I really enjoyed visiting Perth in Western Australia, which has to be one of earth’s most remote cities. It’s clean, modern and friendly. This view, with the central area and the Swan River both in view, seems to capture the balance of life there for me.
- Perth, Australia – six must-do activities (thestar.com)
A friend has posted a picture of Edinburgh Castle on his facebook account today; it is the traditional image of a Scottish castle surrounded by grey swirling skies. It reminded me that we had also recently visited Edinburgh and had anticipated grey skies, damp mist and rain. After all, isn’t that what everyone expects when they visit Scotland at Easter?
Surprisingly, we had very little rain during the five days that we were there and had a couple of days when the sky was a brilliant blue! Of course, it was still chilly but it not only gave us the opportunity to walk and explore this fascinating city but also allowed us to take some stunning photos.
Meeting up with some friends who live in Edinburgh, I was informed that the city didn’t feel right if the sun shone and that the city was at its best when shrouded in mist or light rain. Pictures of the castle should apparently have that gaunt, forlorn, haunted look, that only a grey background can impart.
Despite their opinion, I rather like this picture of the castle, with the gorgeous blue sky, and I definitely appreciated the chance to look around the buildings contained within its walls without getting soaked. I recommend a visit (despite the cost) and hope you manage it on as pleasant a day as we did.
As “new” goes, it’s only new on the scale of the history of the British Isles. It was set aside as a royal hunting forest by King William I in 1079. One of its features is free-roaming horses, such as the ones you see above.

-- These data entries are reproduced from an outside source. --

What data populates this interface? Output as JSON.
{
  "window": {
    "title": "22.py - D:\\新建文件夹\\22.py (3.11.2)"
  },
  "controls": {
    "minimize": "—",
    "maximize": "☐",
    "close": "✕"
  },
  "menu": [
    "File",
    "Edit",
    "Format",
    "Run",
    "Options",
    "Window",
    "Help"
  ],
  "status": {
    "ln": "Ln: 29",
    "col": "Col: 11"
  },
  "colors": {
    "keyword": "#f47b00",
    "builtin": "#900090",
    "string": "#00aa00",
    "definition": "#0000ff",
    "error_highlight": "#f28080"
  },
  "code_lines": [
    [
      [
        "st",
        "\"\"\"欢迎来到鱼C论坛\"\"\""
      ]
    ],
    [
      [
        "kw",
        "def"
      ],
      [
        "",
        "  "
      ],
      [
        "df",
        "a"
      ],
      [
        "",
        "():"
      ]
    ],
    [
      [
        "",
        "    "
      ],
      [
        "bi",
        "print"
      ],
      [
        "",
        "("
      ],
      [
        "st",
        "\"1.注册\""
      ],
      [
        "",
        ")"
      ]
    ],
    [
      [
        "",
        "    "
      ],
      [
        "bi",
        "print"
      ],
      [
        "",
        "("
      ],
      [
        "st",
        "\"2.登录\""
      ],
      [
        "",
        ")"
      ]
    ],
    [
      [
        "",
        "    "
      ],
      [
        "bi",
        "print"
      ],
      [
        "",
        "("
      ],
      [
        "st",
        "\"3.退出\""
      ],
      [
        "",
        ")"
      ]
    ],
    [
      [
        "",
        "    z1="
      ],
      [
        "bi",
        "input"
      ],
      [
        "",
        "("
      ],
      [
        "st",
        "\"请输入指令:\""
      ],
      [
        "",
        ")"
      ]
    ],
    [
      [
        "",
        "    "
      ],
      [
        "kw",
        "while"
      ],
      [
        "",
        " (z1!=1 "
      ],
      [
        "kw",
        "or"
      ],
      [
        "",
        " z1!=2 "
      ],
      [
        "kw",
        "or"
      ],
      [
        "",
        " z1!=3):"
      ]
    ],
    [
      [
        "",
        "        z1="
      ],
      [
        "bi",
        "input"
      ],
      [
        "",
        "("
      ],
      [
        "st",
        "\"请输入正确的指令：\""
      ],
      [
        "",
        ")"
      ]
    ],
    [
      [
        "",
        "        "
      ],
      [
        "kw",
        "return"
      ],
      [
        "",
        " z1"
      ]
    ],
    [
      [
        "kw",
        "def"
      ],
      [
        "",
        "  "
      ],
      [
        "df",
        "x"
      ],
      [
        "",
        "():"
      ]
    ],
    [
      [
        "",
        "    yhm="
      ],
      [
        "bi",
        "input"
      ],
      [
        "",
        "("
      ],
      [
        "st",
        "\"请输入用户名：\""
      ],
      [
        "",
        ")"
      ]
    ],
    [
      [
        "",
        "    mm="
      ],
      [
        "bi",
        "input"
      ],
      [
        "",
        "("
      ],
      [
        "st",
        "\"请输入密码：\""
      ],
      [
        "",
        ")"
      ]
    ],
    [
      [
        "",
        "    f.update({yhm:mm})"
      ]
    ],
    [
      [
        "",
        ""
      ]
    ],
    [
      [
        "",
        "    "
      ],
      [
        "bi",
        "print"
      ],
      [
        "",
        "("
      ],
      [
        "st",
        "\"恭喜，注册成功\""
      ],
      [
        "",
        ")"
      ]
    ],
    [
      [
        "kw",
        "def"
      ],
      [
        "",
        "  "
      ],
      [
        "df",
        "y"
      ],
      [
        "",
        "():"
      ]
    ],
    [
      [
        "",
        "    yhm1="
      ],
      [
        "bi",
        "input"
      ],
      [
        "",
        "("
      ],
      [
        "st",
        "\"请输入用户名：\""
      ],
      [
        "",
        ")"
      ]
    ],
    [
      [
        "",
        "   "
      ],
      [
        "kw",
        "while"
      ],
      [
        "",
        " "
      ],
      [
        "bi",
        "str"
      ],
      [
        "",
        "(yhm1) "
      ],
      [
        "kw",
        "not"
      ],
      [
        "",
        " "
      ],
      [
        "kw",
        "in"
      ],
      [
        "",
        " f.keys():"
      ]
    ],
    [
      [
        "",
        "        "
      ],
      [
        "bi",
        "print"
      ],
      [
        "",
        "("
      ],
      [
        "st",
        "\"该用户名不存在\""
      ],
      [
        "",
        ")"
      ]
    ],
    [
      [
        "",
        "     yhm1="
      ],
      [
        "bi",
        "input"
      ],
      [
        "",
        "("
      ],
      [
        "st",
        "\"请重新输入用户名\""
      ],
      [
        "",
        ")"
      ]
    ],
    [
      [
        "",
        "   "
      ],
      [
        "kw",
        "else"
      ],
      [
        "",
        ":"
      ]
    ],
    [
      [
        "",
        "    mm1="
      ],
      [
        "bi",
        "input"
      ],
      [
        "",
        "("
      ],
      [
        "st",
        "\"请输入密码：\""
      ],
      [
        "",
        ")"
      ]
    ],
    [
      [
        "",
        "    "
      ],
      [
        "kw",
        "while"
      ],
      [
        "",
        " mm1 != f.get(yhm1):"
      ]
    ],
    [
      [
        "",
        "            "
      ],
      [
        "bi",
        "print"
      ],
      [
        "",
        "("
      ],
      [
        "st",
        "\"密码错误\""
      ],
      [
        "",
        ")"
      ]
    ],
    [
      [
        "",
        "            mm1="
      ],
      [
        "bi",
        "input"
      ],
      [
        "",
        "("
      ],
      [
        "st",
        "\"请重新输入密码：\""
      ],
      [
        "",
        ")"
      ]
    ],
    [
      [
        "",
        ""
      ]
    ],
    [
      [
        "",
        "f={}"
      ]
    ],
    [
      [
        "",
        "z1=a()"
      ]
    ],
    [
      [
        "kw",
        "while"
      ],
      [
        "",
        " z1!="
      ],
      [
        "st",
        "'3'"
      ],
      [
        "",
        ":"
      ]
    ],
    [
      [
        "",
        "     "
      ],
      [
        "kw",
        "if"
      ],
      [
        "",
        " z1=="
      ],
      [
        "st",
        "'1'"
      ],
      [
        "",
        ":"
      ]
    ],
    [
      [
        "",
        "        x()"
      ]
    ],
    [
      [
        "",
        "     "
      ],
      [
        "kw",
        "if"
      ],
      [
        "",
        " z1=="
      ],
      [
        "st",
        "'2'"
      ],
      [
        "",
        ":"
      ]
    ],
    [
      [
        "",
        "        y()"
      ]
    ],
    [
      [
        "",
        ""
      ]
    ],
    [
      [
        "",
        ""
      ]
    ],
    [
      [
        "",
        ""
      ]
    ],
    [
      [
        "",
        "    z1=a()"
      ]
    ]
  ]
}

I think we live in a fairly techy household… but, despite renewing one of our bathrooms over the Christmas holiday, we have not yet bothered to include a TV/computer screen in the bathroom.
This photo is from a hotel we stayed at in London. Did I appreciate it? Not really. Once we had got past the novelty and amusement factor – it saw very little use. When on holiday, we tend to use the internet less and watch almost no TV – instead we sight-see, walk and even… talk!!

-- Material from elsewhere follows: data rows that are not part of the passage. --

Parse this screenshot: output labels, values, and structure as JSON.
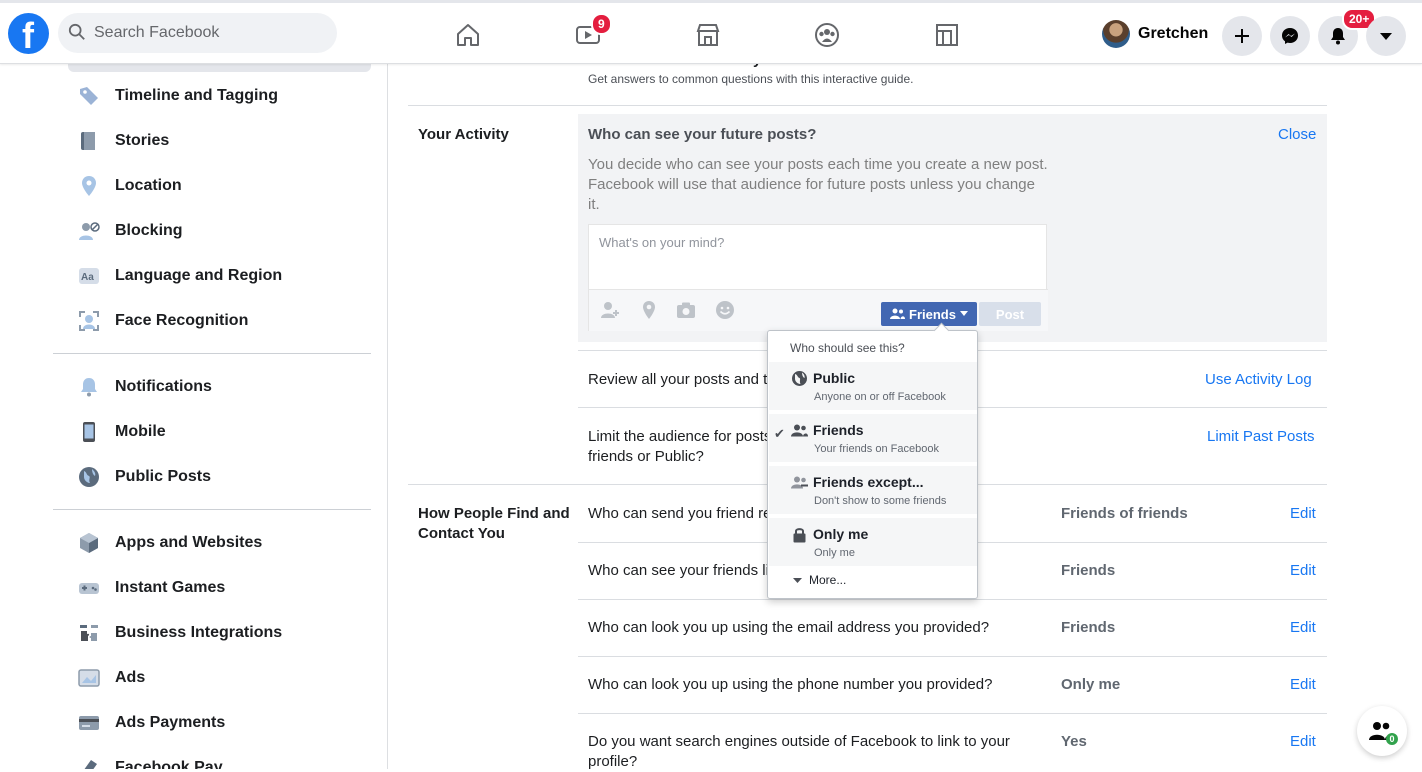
{
  "header": {
    "logo": "f",
    "search_placeholder": "Search Facebook",
    "watch_badge": "9",
    "notifications_badge": "20+",
    "profile_name": "Gretchen"
  },
  "sidebar": {
    "items": [
      {
        "label": "Timeline and Tagging",
        "icon": "tag-icon"
      },
      {
        "label": "Stories",
        "icon": "book-icon"
      },
      {
        "label": "Location",
        "icon": "location-pin-icon"
      },
      {
        "label": "Blocking",
        "icon": "blocked-user-icon"
      },
      {
        "label": "Language and Region",
        "icon": "language-icon"
      },
      {
        "label": "Face Recognition",
        "icon": "face-recognition-icon"
      },
      {
        "label": "Notifications",
        "icon": "bell-icon"
      },
      {
        "label": "Mobile",
        "icon": "phone-icon"
      },
      {
        "label": "Public Posts",
        "icon": "globe-icon"
      },
      {
        "label": "Apps and Websites",
        "icon": "cube-icon"
      },
      {
        "label": "Instant Games",
        "icon": "gamepad-icon"
      },
      {
        "label": "Business Integrations",
        "icon": "puzzle-icon"
      },
      {
        "label": "Ads",
        "icon": "ads-icon"
      },
      {
        "label": "Ads Payments",
        "icon": "credit-card-icon"
      },
      {
        "label": "Facebook Pay",
        "icon": "pay-icon"
      }
    ]
  },
  "privacy_basics": {
    "title": "Learn more with Privacy Basics",
    "subtitle": "Get answers to common questions with this interactive guide."
  },
  "your_activity": {
    "section_label": "Your Activity",
    "expanded_title": "Who can see your future posts?",
    "close_label": "Close",
    "description": "You decide who can see your posts each time you create a new post. Facebook will use that audience for future posts unless you change it.",
    "composer_placeholder": "What's on your mind?",
    "audience_button": "Friends",
    "post_button": "Post",
    "review_text": "Review all your posts and th",
    "review_link": "Use Activity Log",
    "limit_text_1": "Limit the audience for posts",
    "limit_text_2": "friends or Public?",
    "limit_link": "Limit Past Posts"
  },
  "find_contact": {
    "section_label_1": "How People Find and",
    "section_label_2": "Contact You",
    "rows": [
      {
        "question": "Who can send you friend re",
        "value": "Friends of friends",
        "action": "Edit"
      },
      {
        "question": "Who can see your friends li",
        "value": "Friends",
        "action": "Edit"
      },
      {
        "question": "Who can look you up using the email address you provided?",
        "value": "Friends",
        "action": "Edit"
      },
      {
        "question": "Who can look you up using the phone number you provided?",
        "value": "Only me",
        "action": "Edit"
      },
      {
        "question": "Do you want search engines outside of Facebook to link to your",
        "question_2": "profile?",
        "value": "Yes",
        "action": "Edit"
      }
    ]
  },
  "audience_dropdown": {
    "header": "Who should see this?",
    "options": [
      {
        "title": "Public",
        "subtitle": "Anyone on or off Facebook",
        "icon": "globe-icon"
      },
      {
        "title": "Friends",
        "subtitle": "Your friends on Facebook",
        "icon": "friends-icon",
        "selected": true
      },
      {
        "title": "Friends except...",
        "subtitle": "Don't show to some friends",
        "icon": "friends-except-icon"
      },
      {
        "title": "Only me",
        "subtitle": "Only me",
        "icon": "lock-icon"
      }
    ],
    "more_label": "More..."
  },
  "chat_badge": "0",
  "colors": {
    "brand": "#1877f2",
    "button_blue": "#4267b2",
    "badge_red": "#e41e3f"
  }
}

Does the idea that you may one day be able to skype your friends from in the tub worry you? Or is it just the incentive you need to go on that diet? Either way, whilst this photo may not count as visually stunning, I hope it has increased your daily mirth quota, broadened your mind a little and might even inspire you to leave a comment! Enjoy.
Yosemite National Park is probably my favourite place on earth. Even though it operates at maximum visitor capacity all year, it’s still easy to get away from the crowds and find the most beautiful landscapes imaginable.
This view from Olmstead Point shows the granite landscape of the area beautifully. If you’re in Yosemite, I very much recommend driving the Tioga Pass road and taking some long walks from the various trailheads. Don’t be put off by the crowds in the car parks; no-one much walks more than 5 minutes from them.
Those who know me, know I love trees! I loved them as a child, I re-fell in love with them when we first visited Australia’s rainforests (where they seem to grow so high) and where rides through the canopy gave me a tantalizing glimpse into another world. In America we have visited some special groves – to celebrate both height and girth of trees – including those made up of Redwoods.
Today’s picture is of a less exotic variety, taken locally at Exbury (whilst we were mainly admiring the azaleas.) Nevertheless, these beautiful trees still appeared majestic and I could not resist standing below them and snapping the fascinating view when looking up at the pale sky from underneath their boughs.